* [REQUIRED WORK]: Which lines in the entries below contain the string "tính"? Show each of them in full.

* [DATA TO EXAMINE]:
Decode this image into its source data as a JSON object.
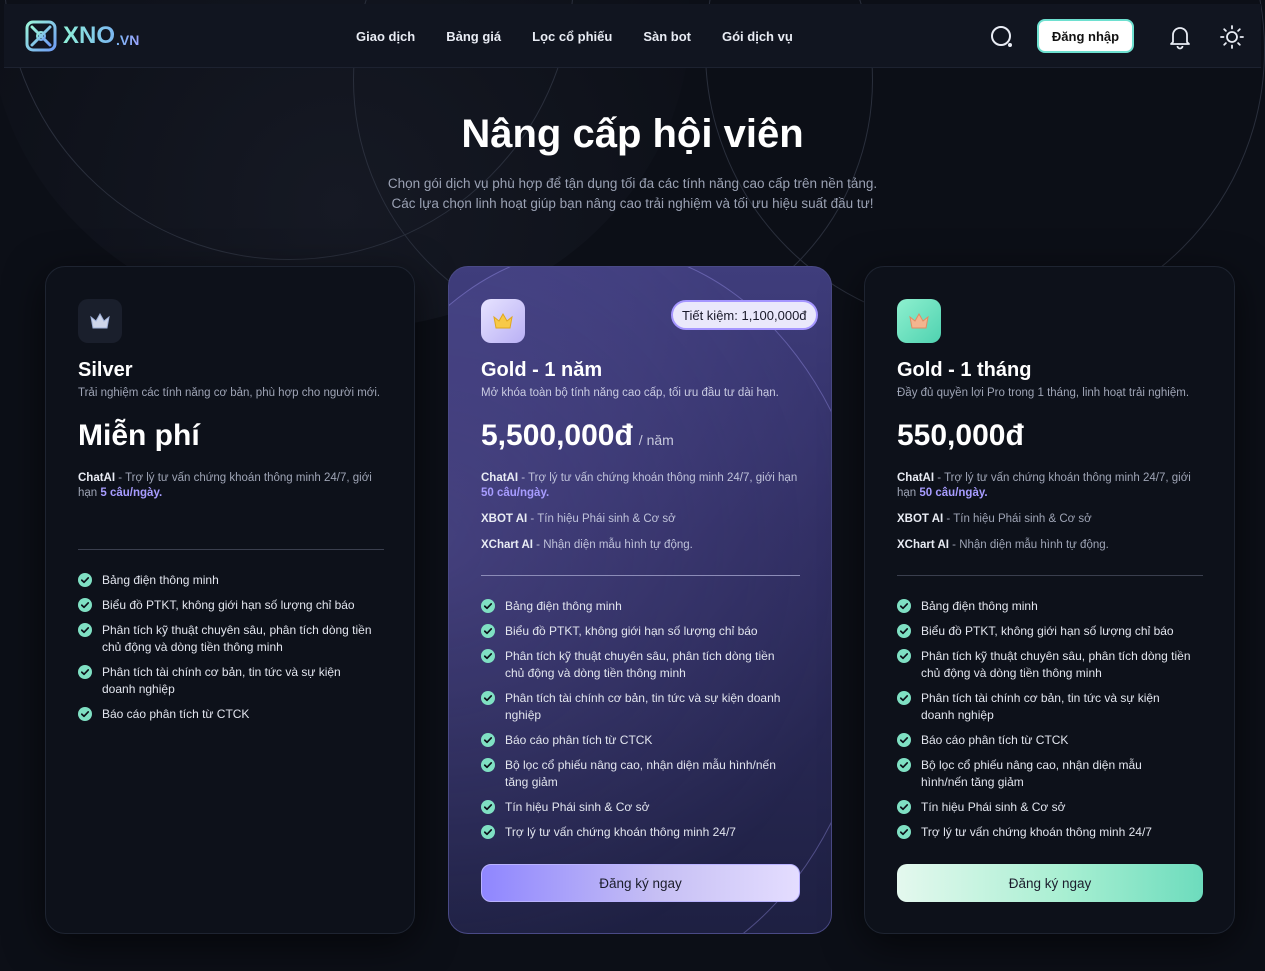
{
  "header": {
    "logo_text": "XNO",
    "logo_suffix": ".VN",
    "nav": [
      "Giao dịch",
      "Bảng giá",
      "Lọc cổ phiếu",
      "Sàn bot",
      "Gói dịch vụ"
    ],
    "login_label": "Đăng nhập",
    "icons": [
      "search-icon",
      "bell-icon",
      "sun-icon"
    ]
  },
  "hero": {
    "title": "Nâng cấp hội viên",
    "subtitle_line1": "Chọn gói dịch vụ phù hợp để tận dụng tối đa các tính năng cao cấp trên nền tảng.",
    "subtitle_line2": "Các lựa chọn linh hoạt giúp bạn nâng cao trải nghiệm và tối ưu hiệu suất đầu tư!"
  },
  "plans": [
    {
      "name": "Silver",
      "description": "Trải nghiệm các tính năng cơ bản, phù hợp cho người mới.",
      "price": "Miễn phí",
      "features": [
        {
          "title": "ChatAI",
          "text": " - Trợ lý tư vấn chứng khoán thông minh 24/7, giới hạn ",
          "highlight": "5 câu/ngày."
        }
      ],
      "bullets": [
        "Bảng điện thông minh",
        "Biểu đồ PTKT, không giới hạn số lượng chỉ báo",
        "Phân tích kỹ thuật chuyên sâu, phân tích dòng tiền chủ động và dòng tiền thông minh",
        "Phân tích tài chính cơ bản, tin tức và sự kiện doanh nghiệp",
        "Báo cáo phân tích từ CTCK"
      ]
    },
    {
      "name": "Gold - 1 năm",
      "description": "Mở khóa toàn bộ tính năng cao cấp, tối ưu đầu tư dài hạn.",
      "price": "5,500,000đ",
      "period": "/ năm",
      "badge": "Tiết kiệm: 1,100,000đ",
      "features": [
        {
          "title": "ChatAI",
          "text": " - Trợ lý tư vấn chứng khoán thông minh 24/7, giới hạn ",
          "highlight": "50 câu/ngày."
        },
        {
          "title": "XBOT AI",
          "text": " - Tín hiệu Phái sinh & Cơ sở",
          "highlight": ""
        },
        {
          "title": "XChart AI",
          "text": " - Nhận diện mẫu hình tự động.",
          "highlight": ""
        }
      ],
      "bullets": [
        "Bảng điện thông minh",
        "Biểu đồ PTKT, không giới hạn số lượng chỉ báo",
        "Phân tích kỹ thuật chuyên sâu, phân tích dòng tiền chủ động và dòng tiền thông minh",
        "Phân tích tài chính cơ bản, tin tức và sự kiện doanh nghiệp",
        "Báo cáo phân tích từ CTCK",
        "Bộ lọc cổ phiếu nâng cao, nhận diện mẫu hình/nến tăng giảm",
        "Tín hiệu Phái sinh & Cơ sở",
        "Trợ lý tư vấn chứng khoán thông minh 24/7"
      ],
      "cta": "Đăng ký ngay"
    },
    {
      "name": "Gold - 1 tháng",
      "description": "Đầy đủ quyền lợi Pro trong 1 tháng, linh hoạt trải nghiệm.",
      "price": "550,000đ",
      "features": [
        {
          "title": "ChatAI",
          "text": " - Trợ lý tư vấn chứng khoán thông minh 24/7, giới hạn ",
          "highlight": "50 câu/ngày."
        },
        {
          "title": "XBOT AI",
          "text": " - Tín hiệu Phái sinh & Cơ sở",
          "highlight": ""
        },
        {
          "title": "XChart AI",
          "text": " - Nhận diện mẫu hình tự động.",
          "highlight": ""
        }
      ],
      "bullets": [
        "Bảng điện thông minh",
        "Biểu đồ PTKT, không giới hạn số lượng chỉ báo",
        "Phân tích kỹ thuật chuyên sâu, phân tích dòng tiền chủ động và dòng tiền thông minh",
        "Phân tích tài chính cơ bản, tin tức và sự kiện doanh nghiệp",
        "Báo cáo phân tích từ CTCK",
        "Bộ lọc cổ phiếu nâng cao, nhận diện mẫu hình/nến tăng giảm",
        "Tín hiệu Phái sinh & Cơ sở",
        "Trợ lý tư vấn chứng khoán thông minh 24/7"
      ],
      "cta": "Đăng ký ngay"
    }
  ],
  "colors": {
    "background": "#0c0f17",
    "accent_purple": "#a79cff",
    "accent_green": "#6ddcbd",
    "check": "#7fe0c3"
  }
}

* [FINAL ANSWER]:
    "subtitle_line1": "Chọn gói dịch vụ phù hợp để tận dụng tối đa các tính năng cao cấp trên nền tảng.",
      "description": "Trải nghiệm các tính năng cơ bản, phù hợp cho người mới.",
      "description": "Mở khóa toàn bộ tính năng cao cấp, tối ưu đầu tư dài hạn.",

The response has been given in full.